» What you need to do: Go through the entries below and copy each line that holds the word "this".

» Data about app and page elements:
== Segment start ==

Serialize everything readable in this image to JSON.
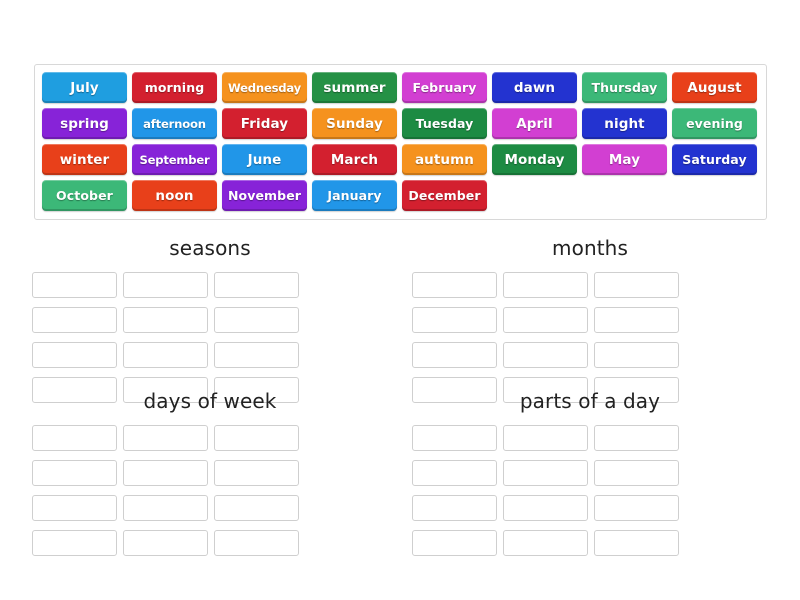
{
  "word_bank": {
    "name": "word-bank",
    "tiles": [
      {
        "label": "July",
        "color": "#1f9ee0"
      },
      {
        "label": "morning",
        "color": "#d3202f"
      },
      {
        "label": "Wednesday",
        "color": "#f5921e"
      },
      {
        "label": "summer",
        "color": "#259145"
      },
      {
        "label": "February",
        "color": "#d23fd2"
      },
      {
        "label": "dawn",
        "color": "#2333d0"
      },
      {
        "label": "Thursday",
        "color": "#3cb878"
      },
      {
        "label": "August",
        "color": "#e8401a"
      },
      {
        "label": "spring",
        "color": "#8723d8"
      },
      {
        "label": "afternoon",
        "color": "#2196e8"
      },
      {
        "label": "Friday",
        "color": "#d3202f"
      },
      {
        "label": "Sunday",
        "color": "#f5921e"
      },
      {
        "label": "Tuesday",
        "color": "#1d8b43"
      },
      {
        "label": "April",
        "color": "#d23fd2"
      },
      {
        "label": "night",
        "color": "#2333d0"
      },
      {
        "label": "evening",
        "color": "#3cb878"
      },
      {
        "label": "winter",
        "color": "#e8401a"
      },
      {
        "label": "September",
        "color": "#8723d8"
      },
      {
        "label": "June",
        "color": "#2196e8"
      },
      {
        "label": "March",
        "color": "#d3202f"
      },
      {
        "label": "autumn",
        "color": "#f5921e"
      },
      {
        "label": "Monday",
        "color": "#1d8b43"
      },
      {
        "label": "May",
        "color": "#d23fd2"
      },
      {
        "label": "Saturday",
        "color": "#2333d0"
      },
      {
        "label": "October",
        "color": "#3cb878"
      },
      {
        "label": "noon",
        "color": "#e8401a"
      },
      {
        "label": "November",
        "color": "#8723d8"
      },
      {
        "label": "January",
        "color": "#2196e8"
      },
      {
        "label": "December",
        "color": "#d3202f"
      }
    ]
  },
  "groups": [
    {
      "id": "seasons",
      "title": "seasons",
      "slot_count": 12,
      "slots": [
        "",
        "",
        "",
        "",
        "",
        "",
        "",
        "",
        "",
        "",
        "",
        ""
      ]
    },
    {
      "id": "months",
      "title": "months",
      "slot_count": 12,
      "slots": [
        "",
        "",
        "",
        "",
        "",
        "",
        "",
        "",
        "",
        "",
        "",
        ""
      ]
    },
    {
      "id": "days-of-week",
      "title": "days of week",
      "slot_count": 12,
      "slots": [
        "",
        "",
        "",
        "",
        "",
        "",
        "",
        "",
        "",
        "",
        "",
        ""
      ]
    },
    {
      "id": "parts-of-day",
      "title": "parts of a day",
      "slot_count": 12,
      "slots": [
        "",
        "",
        "",
        "",
        "",
        "",
        "",
        "",
        "",
        "",
        "",
        ""
      ]
    }
  ]
}
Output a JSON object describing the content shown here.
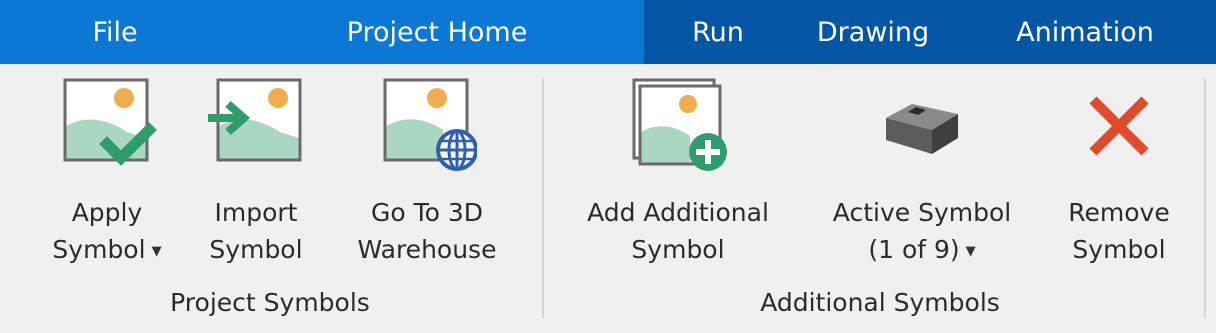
{
  "tabs": [
    {
      "label": "File"
    },
    {
      "label": "Project Home"
    },
    {
      "label": "Run"
    },
    {
      "label": "Drawing"
    },
    {
      "label": "Animation"
    }
  ],
  "groups": {
    "project_symbols": {
      "label": "Project Symbols",
      "buttons": {
        "apply": {
          "line1": "Apply",
          "line2": "Symbol",
          "icon": "apply-symbol-icon"
        },
        "import": {
          "line1": "Import",
          "line2": "Symbol",
          "icon": "import-symbol-icon"
        },
        "warehouse": {
          "line1": "Go To 3D",
          "line2": "Warehouse",
          "icon": "3d-warehouse-icon"
        }
      }
    },
    "additional_symbols": {
      "label": "Additional Symbols",
      "buttons": {
        "add": {
          "line1": "Add Additional",
          "line2": "Symbol",
          "icon": "add-symbol-icon"
        },
        "active": {
          "line1": "Active Symbol",
          "line2": "(1 of 9)",
          "icon": "active-symbol-icon"
        },
        "remove": {
          "line1": "Remove",
          "line2": "Symbol",
          "icon": "remove-x-icon"
        }
      }
    }
  },
  "colors": {
    "tab_blue": "#0a78d4",
    "tab_dark": "#0356a3",
    "landscape_green": "#a9d7c1",
    "sun_orange": "#f0ad4e",
    "check_green": "#2e9c6b",
    "remove_red": "#e04b2c"
  }
}
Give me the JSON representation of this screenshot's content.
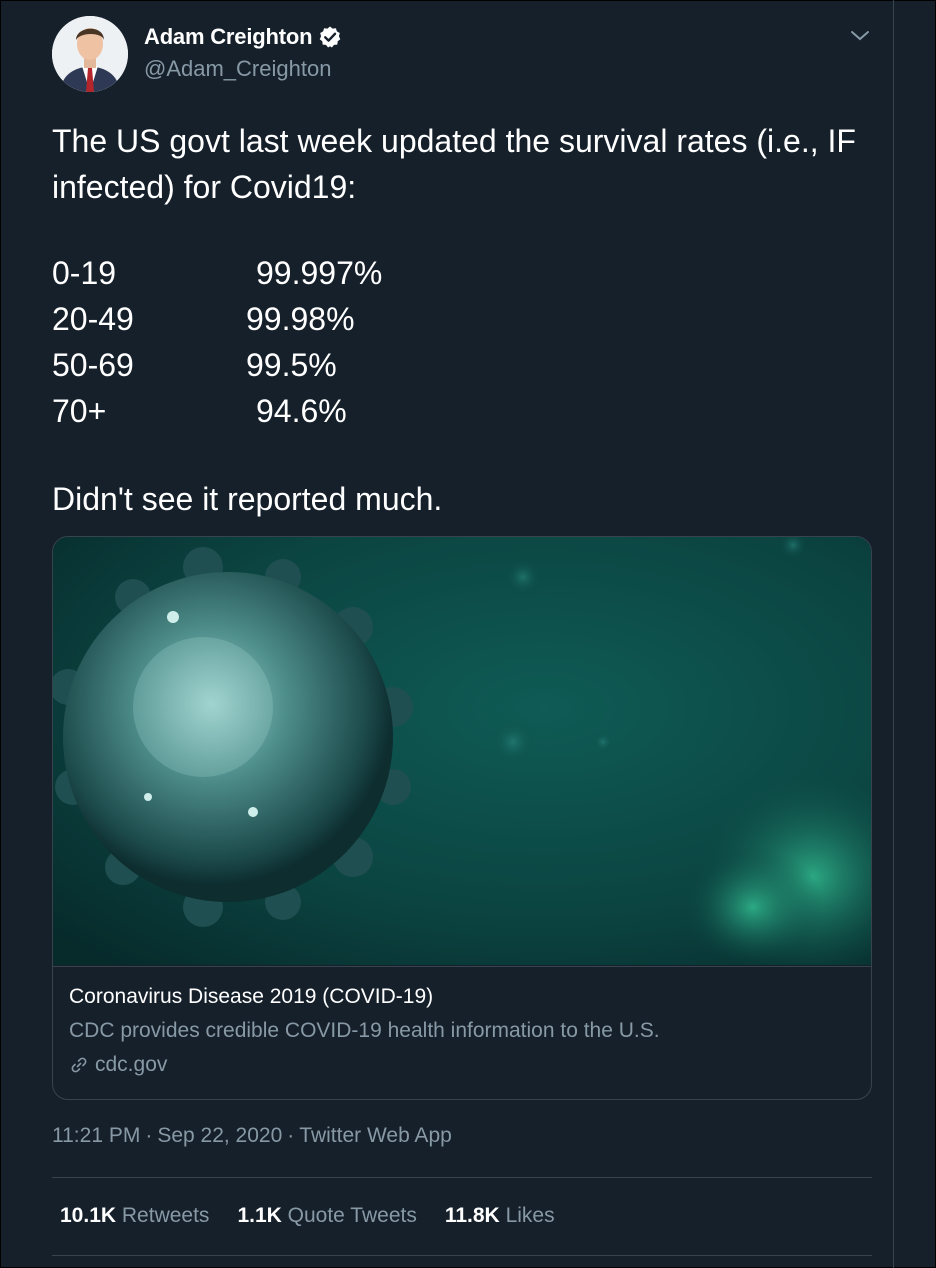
{
  "author": {
    "name": "Adam Creighton",
    "handle": "@Adam_Creighton",
    "verified": true,
    "avatar": "avatar-photo"
  },
  "icons": {
    "verified": "verified-badge-icon",
    "menu": "chevron-down-icon",
    "link": "link-icon"
  },
  "tweet": {
    "intro": "The US govt last week updated the survival rates (i.e., IF infected) for Covid19:",
    "rates": [
      {
        "age": "0-19",
        "rate": "99.997%"
      },
      {
        "age": "20-49",
        "rate": "99.98%"
      },
      {
        "age": "50-69",
        "rate": "99.5%"
      },
      {
        "age": "70+",
        "rate": "94.6%"
      }
    ],
    "closing": "Didn't see it reported much."
  },
  "card": {
    "title": "Coronavirus Disease 2019 (COVID-19)",
    "description": "CDC provides credible COVID-19 health information to the U.S.",
    "domain": "cdc.gov"
  },
  "meta": {
    "time": "11:21 PM",
    "date": "Sep 22, 2020",
    "source": "Twitter Web App"
  },
  "stats": {
    "retweets": {
      "count": "10.1K",
      "label": "Retweets"
    },
    "quotes": {
      "count": "1.1K",
      "label": "Quote Tweets"
    },
    "likes": {
      "count": "11.8K",
      "label": "Likes"
    }
  },
  "colors": {
    "background": "#15202b",
    "secondary_text": "#8899a6",
    "border": "#38444d",
    "accent_teal": "#0f5b55"
  }
}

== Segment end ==

» Answer:
Serialize everything readable in this image to JSON.
Give me the JSON representation of this screenshot's content.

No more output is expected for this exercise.